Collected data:
- - -
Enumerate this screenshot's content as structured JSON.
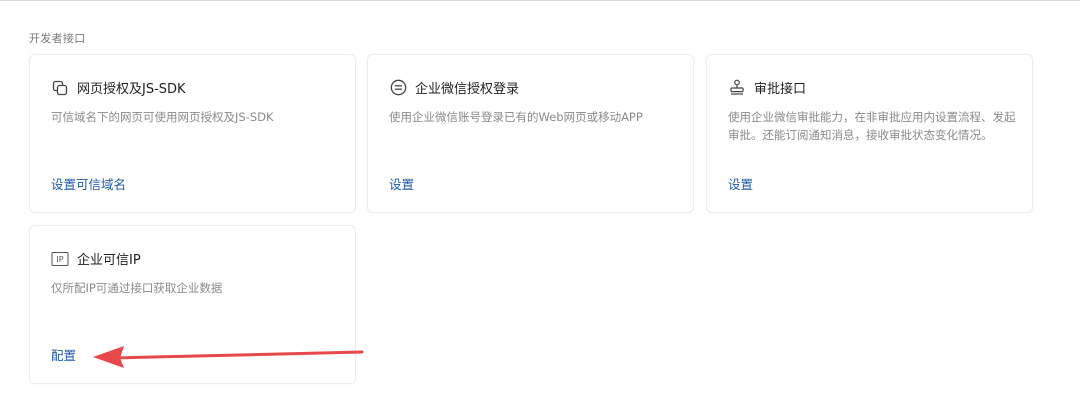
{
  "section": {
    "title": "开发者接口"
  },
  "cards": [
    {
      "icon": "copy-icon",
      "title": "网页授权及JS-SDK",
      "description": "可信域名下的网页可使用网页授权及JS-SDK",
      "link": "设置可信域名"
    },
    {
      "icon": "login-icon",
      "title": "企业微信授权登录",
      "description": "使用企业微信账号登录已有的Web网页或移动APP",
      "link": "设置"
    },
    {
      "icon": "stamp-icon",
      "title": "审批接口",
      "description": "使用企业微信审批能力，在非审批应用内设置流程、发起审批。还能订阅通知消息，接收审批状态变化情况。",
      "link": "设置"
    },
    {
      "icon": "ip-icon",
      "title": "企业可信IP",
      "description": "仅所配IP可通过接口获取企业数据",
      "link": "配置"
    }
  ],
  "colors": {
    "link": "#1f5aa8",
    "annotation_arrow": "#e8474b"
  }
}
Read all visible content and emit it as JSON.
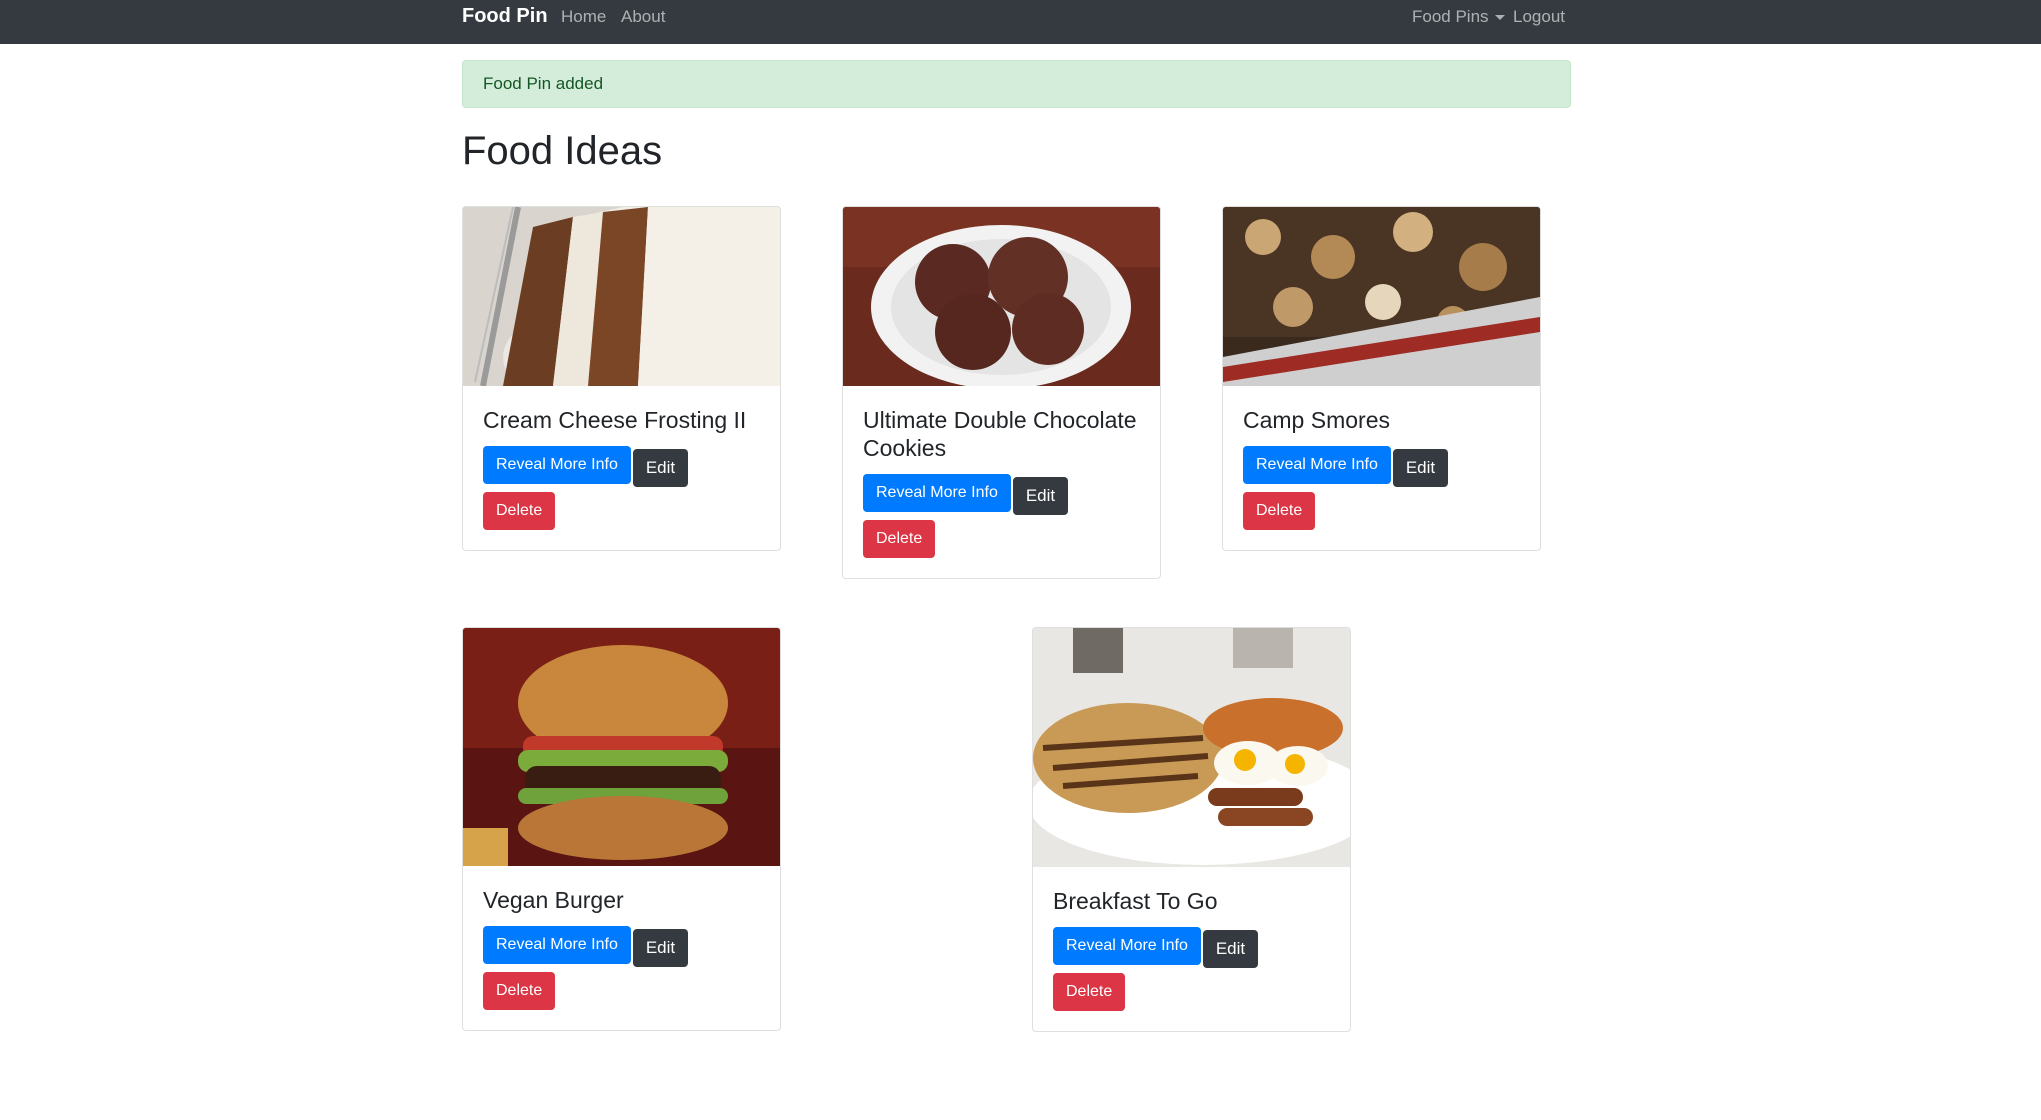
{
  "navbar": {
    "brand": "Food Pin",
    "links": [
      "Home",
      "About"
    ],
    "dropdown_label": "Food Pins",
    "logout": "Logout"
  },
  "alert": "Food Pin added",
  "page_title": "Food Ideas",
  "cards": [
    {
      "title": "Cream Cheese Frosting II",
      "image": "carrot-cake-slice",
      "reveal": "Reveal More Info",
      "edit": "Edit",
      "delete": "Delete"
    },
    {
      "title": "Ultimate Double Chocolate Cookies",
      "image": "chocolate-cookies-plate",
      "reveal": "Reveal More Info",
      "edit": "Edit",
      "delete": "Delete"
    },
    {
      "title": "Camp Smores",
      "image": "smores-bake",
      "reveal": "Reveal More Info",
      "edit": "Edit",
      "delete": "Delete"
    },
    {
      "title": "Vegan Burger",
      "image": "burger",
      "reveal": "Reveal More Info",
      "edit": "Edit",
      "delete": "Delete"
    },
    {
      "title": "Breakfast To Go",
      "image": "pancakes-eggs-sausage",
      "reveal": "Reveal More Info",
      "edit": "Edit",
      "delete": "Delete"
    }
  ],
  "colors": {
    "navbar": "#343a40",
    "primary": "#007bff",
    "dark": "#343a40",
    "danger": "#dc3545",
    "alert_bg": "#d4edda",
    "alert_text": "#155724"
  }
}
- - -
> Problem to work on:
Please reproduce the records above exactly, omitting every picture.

> Answer box:
Enumerate this screenshot's content as structured JSON.
{
  "section": {
    "title": "开发者接口"
  },
  "cards": [
    {
      "icon": "copy-icon",
      "title": "网页授权及JS-SDK",
      "description": "可信域名下的网页可使用网页授权及JS-SDK",
      "link": "设置可信域名"
    },
    {
      "icon": "login-icon",
      "title": "企业微信授权登录",
      "description": "使用企业微信账号登录已有的Web网页或移动APP",
      "link": "设置"
    },
    {
      "icon": "stamp-icon",
      "title": "审批接口",
      "description": "使用企业微信审批能力，在非审批应用内设置流程、发起审批。还能订阅通知消息，接收审批状态变化情况。",
      "link": "设置"
    },
    {
      "icon": "ip-icon",
      "title": "企业可信IP",
      "description": "仅所配IP可通过接口获取企业数据",
      "link": "配置"
    }
  ],
  "colors": {
    "link": "#1f5aa8",
    "annotation_arrow": "#e8474b"
  }
}
Read all visible content and emit it as JSON.
{
  "navbar": {
    "brand": "Food Pin",
    "links": [
      "Home",
      "About"
    ],
    "dropdown_label": "Food Pins",
    "logout": "Logout"
  },
  "alert": "Food Pin added",
  "page_title": "Food Ideas",
  "cards": [
    {
      "title": "Cream Cheese Frosting II",
      "image": "carrot-cake-slice",
      "reveal": "Reveal More Info",
      "edit": "Edit",
      "delete": "Delete"
    },
    {
      "title": "Ultimate Double Chocolate Cookies",
      "image": "chocolate-cookies-plate",
      "reveal": "Reveal More Info",
      "edit": "Edit",
      "delete": "Delete"
    },
    {
      "title": "Camp Smores",
      "image": "smores-bake",
      "reveal": "Reveal More Info",
      "edit": "Edit",
      "delete": "Delete"
    },
    {
      "title": "Vegan Burger",
      "image": "burger",
      "reveal": "Reveal More Info",
      "edit": "Edit",
      "delete": "Delete"
    },
    {
      "title": "Breakfast To Go",
      "image": "pancakes-eggs-sausage",
      "reveal": "Reveal More Info",
      "edit": "Edit",
      "delete": "Delete"
    }
  ],
  "colors": {
    "navbar": "#343a40",
    "primary": "#007bff",
    "dark": "#343a40",
    "danger": "#dc3545",
    "alert_bg": "#d4edda",
    "alert_text": "#155724"
  }
}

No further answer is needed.